The Fourth Earl, Charles, married the beautiful daughter of the Fourth Earl of Nithsdale, Lady Mary Maxwell. She bore 17 children between 1695 an 1711. In the winter of 1715 her sister-in-law, Lady Nithsdale, rode to London where she successfully organised Charles's escape from the notorious Tower where he had been sentenced to death for his part in the Jacobite Rising. The two wings extending from either side of the front of the house date from his time, as does the wrought iron screen between them.

By tradition another loyal Jacobite, the Fifth Earl of Traquair, is associated with one of the most romantic episodes in the history of the house, the closing of the Bear Gates. He closed the gates one late autumn day in 1745 after wishing his guest, Prince Charles Edward Stuart, a safe journey, with a promise that they would not be opened until the Stuartís were restored to the throne. They have remained closed ever since. Having been involved in power and politics for some 700 years, Traquair has, more recently, experienced quieter times. Still very much a family home, it has remained largely unchanged in a landscape of ancient woodland, gardens, and forests of the Tweed valley.

After the last war, the 19th Laird and his wife began a programme of restoration and repairs, which has continued to this day. As the 20th Laird wrote; "We are happy to continue the work they started so that new generations of visitors will delight in and learn much from a house that has become a part of Scotland's history"

© John A. Duncan of  Sketraw, KCN, FSA Scot

| scottish history | the picts image gallery | |software downloads| armorial register | profile | online shop |

| contacts | copyright | site awards | our awards | award winners | webrings | links | link to us | raf banff | broadband providers uk |

| rhynie stones | clan societiessoftware downloads | around alvah banff | website design | home |site map | technology resources |

 | fergusson collection | huntly history | rothiemay stones | skara brae | portsoy images | clan duncan society |

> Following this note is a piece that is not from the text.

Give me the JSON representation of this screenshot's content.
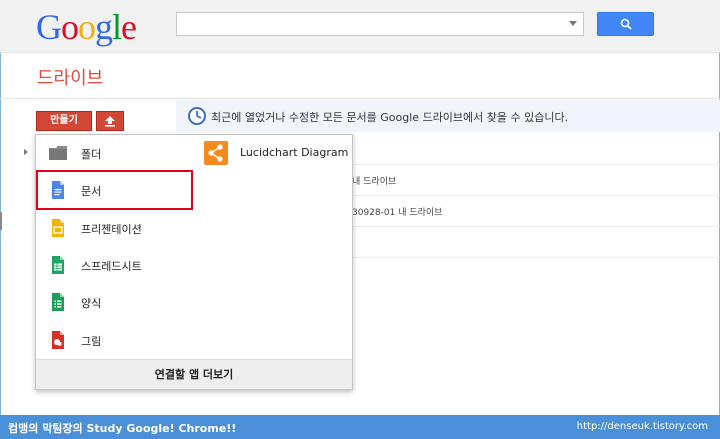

© 1999-2007 Scottish History Online   Last Update: 04 Apr 2009

Website Design by Huntly Computer Services

Traquair House, Borders, Scotland